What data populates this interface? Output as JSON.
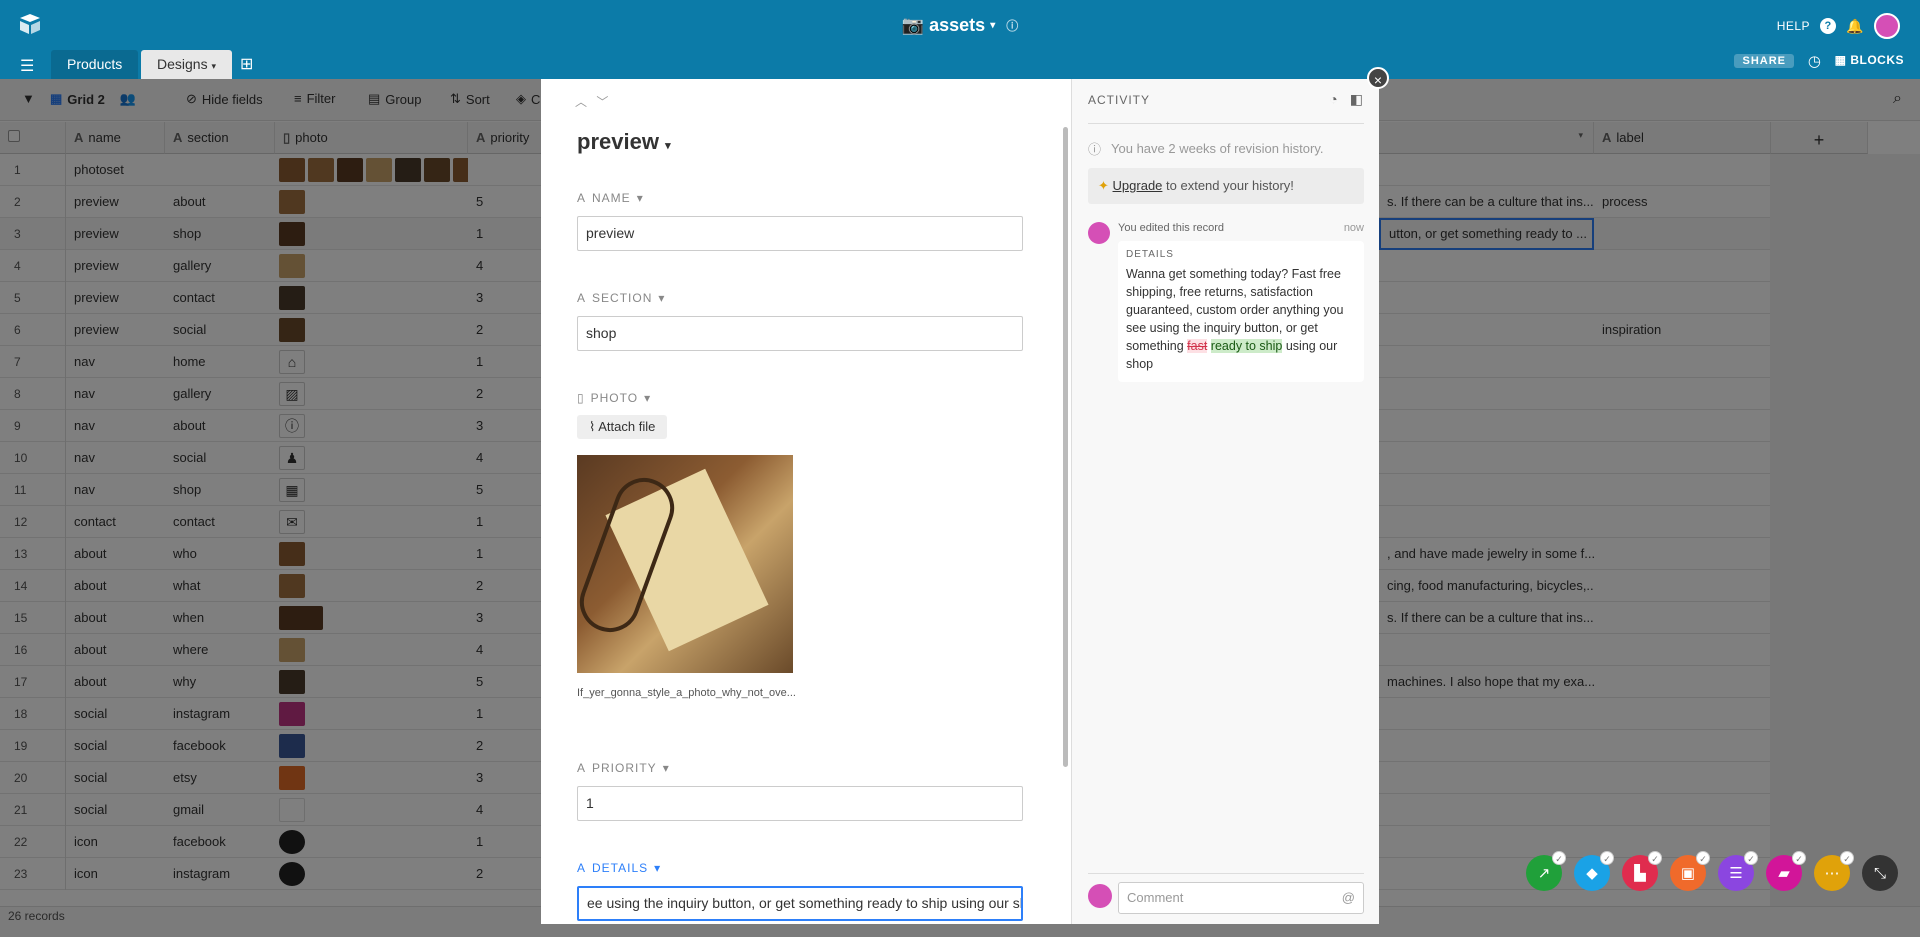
{
  "app": {
    "base_name": "assets"
  },
  "topbar": {
    "help_label": "HELP",
    "help_icon": "?",
    "share_label": "SHARE",
    "blocks_label": "BLOCKS"
  },
  "tabs": [
    {
      "label": "Products"
    },
    {
      "label": "Designs"
    }
  ],
  "toolbar": {
    "view_name": "Grid 2",
    "hide_fields": "Hide fields",
    "filter": "Filter",
    "group": "Group",
    "sort": "Sort",
    "color": "C"
  },
  "columns": {
    "name": "name",
    "section": "section",
    "photo": "photo",
    "priority": "priority",
    "label": "label",
    "add": "+"
  },
  "rows": [
    {
      "num": "1",
      "name": "photoset",
      "section": "",
      "priority": "",
      "details": "",
      "label": ""
    },
    {
      "num": "2",
      "name": "preview",
      "section": "about",
      "priority": "5",
      "details": "s. If there can be a culture that ins...",
      "label": "process"
    },
    {
      "num": "3",
      "name": "preview",
      "section": "shop",
      "priority": "1",
      "details": "utton, or get something ready to ...",
      "label": ""
    },
    {
      "num": "4",
      "name": "preview",
      "section": "gallery",
      "priority": "4",
      "details": "",
      "label": ""
    },
    {
      "num": "5",
      "name": "preview",
      "section": "contact",
      "priority": "3",
      "details": "",
      "label": ""
    },
    {
      "num": "6",
      "name": "preview",
      "section": "social",
      "priority": "2",
      "details": "",
      "label": "inspiration"
    },
    {
      "num": "7",
      "name": "nav",
      "section": "home",
      "priority": "1",
      "details": "",
      "label": ""
    },
    {
      "num": "8",
      "name": "nav",
      "section": "gallery",
      "priority": "2",
      "details": "",
      "label": ""
    },
    {
      "num": "9",
      "name": "nav",
      "section": "about",
      "priority": "3",
      "details": "",
      "label": ""
    },
    {
      "num": "10",
      "name": "nav",
      "section": "social",
      "priority": "4",
      "details": "",
      "label": ""
    },
    {
      "num": "11",
      "name": "nav",
      "section": "shop",
      "priority": "5",
      "details": "",
      "label": ""
    },
    {
      "num": "12",
      "name": "contact",
      "section": "contact",
      "priority": "1",
      "details": "",
      "label": ""
    },
    {
      "num": "13",
      "name": "about",
      "section": "who",
      "priority": "1",
      "details": ", and have made jewelry in some f...",
      "label": ""
    },
    {
      "num": "14",
      "name": "about",
      "section": "what",
      "priority": "2",
      "details": "cing, food manufacturing, bicycles,...",
      "label": ""
    },
    {
      "num": "15",
      "name": "about",
      "section": "when",
      "priority": "3",
      "details": "s. If there can be a culture that ins...",
      "label": ""
    },
    {
      "num": "16",
      "name": "about",
      "section": "where",
      "priority": "4",
      "details": "",
      "label": ""
    },
    {
      "num": "17",
      "name": "about",
      "section": "why",
      "priority": "5",
      "details": "machines. I also hope that my exa...",
      "label": ""
    },
    {
      "num": "18",
      "name": "social",
      "section": "instagram",
      "priority": "1",
      "details": "",
      "label": ""
    },
    {
      "num": "19",
      "name": "social",
      "section": "facebook",
      "priority": "2",
      "details": "",
      "label": ""
    },
    {
      "num": "20",
      "name": "social",
      "section": "etsy",
      "priority": "3",
      "details": "",
      "label": ""
    },
    {
      "num": "21",
      "name": "social",
      "section": "gmail",
      "priority": "4",
      "details": "",
      "label": ""
    },
    {
      "num": "22",
      "name": "icon",
      "section": "facebook",
      "priority": "1",
      "details": "",
      "label": ""
    },
    {
      "num": "23",
      "name": "icon",
      "section": "instagram",
      "priority": "2",
      "details": "",
      "label": ""
    }
  ],
  "footer": {
    "record_count": "26 records"
  },
  "record": {
    "title": "preview",
    "fields": {
      "name_label": "NAME",
      "name_value": "preview",
      "section_label": "SECTION",
      "section_value": "shop",
      "photo_label": "PHOTO",
      "attach_label": "Attach file",
      "photo_filename": "If_yer_gonna_style_a_photo_why_not_ove...",
      "priority_label": "PRIORITY",
      "priority_value": "1",
      "details_label": "DETAILS",
      "details_value": "ee using the inquiry button, or get something ready to ship using our shop"
    }
  },
  "activity": {
    "title": "ACTIVITY",
    "revision_info": "You have 2 weeks of revision history.",
    "upgrade_link": "Upgrade",
    "upgrade_rest": " to extend your history!",
    "edit_author": "You edited this record",
    "edit_time": "now",
    "edit_field": "DETAILS",
    "edit_text_pre": "Wanna get something today? Fast free shipping, free returns, satisfaction guaranteed, custom order anything you see using the inquiry button, or get something ",
    "edit_deleted": "fast",
    "edit_inserted": "ready to ship",
    "edit_text_post": " using our shop",
    "comment_placeholder": "Comment",
    "comment_at": "@"
  },
  "colors": {
    "topbar": "#0c7ba8",
    "accent": "#2d7ff9",
    "avatar": "#d54fb6"
  },
  "block_buttons": [
    {
      "name": "chart-block",
      "color": "#20a03a"
    },
    {
      "name": "diagram-block",
      "color": "#1aa2e6"
    },
    {
      "name": "apps-block",
      "color": "#e02c4e"
    },
    {
      "name": "image-block",
      "color": "#f06a2b"
    },
    {
      "name": "list-block",
      "color": "#8b46e0"
    },
    {
      "name": "chat-block",
      "color": "#d21599"
    },
    {
      "name": "more-block",
      "color": "#e0a20a"
    },
    {
      "name": "minimize-block",
      "color": "#333333"
    }
  ]
}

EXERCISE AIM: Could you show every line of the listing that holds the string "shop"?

FINAL ANSWER:
      "section": "shop",
      "section": "shop",
      "section_value": "shop",
      "details_value": "ee using the inquiry button, or get something ready to ship using our shop"
    "edit_text_post": " using our shop",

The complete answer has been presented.